Assignment:
The records are to be copied word for word, and the pictures dropped.

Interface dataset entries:
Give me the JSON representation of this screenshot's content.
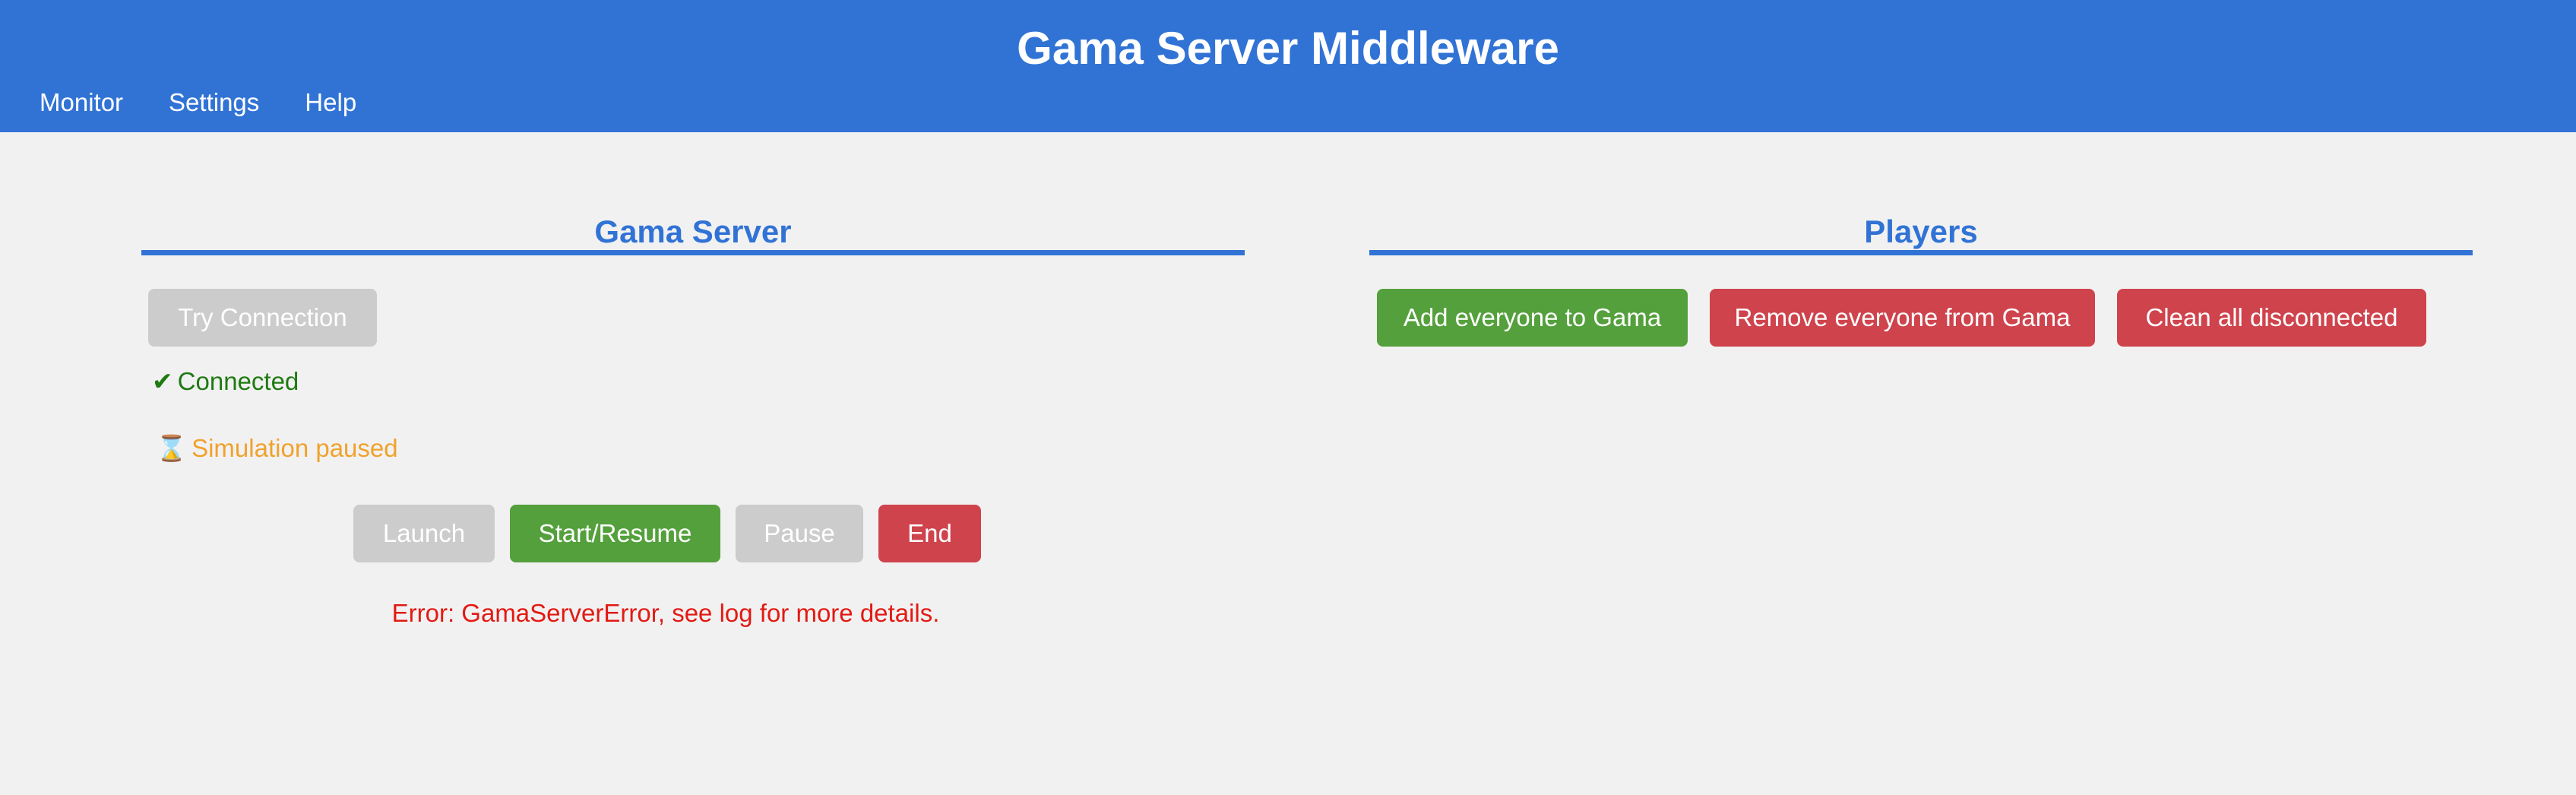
{
  "app": {
    "title": "Gama Server Middleware"
  },
  "nav": {
    "items": [
      "Monitor",
      "Settings",
      "Help"
    ]
  },
  "gama_server": {
    "title": "Gama Server",
    "try_connection_label": "Try Connection",
    "connection_icon": "✔",
    "connection_status": "Connected",
    "simulation_icon": "⌛",
    "simulation_status": "Simulation paused",
    "controls": {
      "launch": "Launch",
      "start_resume": "Start/Resume",
      "pause": "Pause",
      "end": "End"
    },
    "error": "Error: GamaServerError, see log for more details."
  },
  "players": {
    "title": "Players",
    "add_all": "Add everyone to Gama",
    "remove_all": "Remove everyone from Gama",
    "clean_disconnected": "Clean all disconnected"
  },
  "colors": {
    "header": "#3173d5",
    "accent": "#3173d5",
    "success": "#54a03c",
    "danger": "#cf434d",
    "disabled": "#cccccc",
    "connected_text": "#1f7a12",
    "paused_text": "#f0a22c",
    "error_text": "#e21a12"
  }
}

Finished task:
Give me the JSON representation of this screenshot's content.
{
  "app": {
    "title": "Gama Server Middleware"
  },
  "nav": {
    "items": [
      "Monitor",
      "Settings",
      "Help"
    ]
  },
  "gama_server": {
    "title": "Gama Server",
    "try_connection_label": "Try Connection",
    "connection_icon": "✔",
    "connection_status": "Connected",
    "simulation_icon": "⌛",
    "simulation_status": "Simulation paused",
    "controls": {
      "launch": "Launch",
      "start_resume": "Start/Resume",
      "pause": "Pause",
      "end": "End"
    },
    "error": "Error: GamaServerError, see log for more details."
  },
  "players": {
    "title": "Players",
    "add_all": "Add everyone to Gama",
    "remove_all": "Remove everyone from Gama",
    "clean_disconnected": "Clean all disconnected"
  },
  "colors": {
    "header": "#3173d5",
    "accent": "#3173d5",
    "success": "#54a03c",
    "danger": "#cf434d",
    "disabled": "#cccccc",
    "connected_text": "#1f7a12",
    "paused_text": "#f0a22c",
    "error_text": "#e21a12"
  }
}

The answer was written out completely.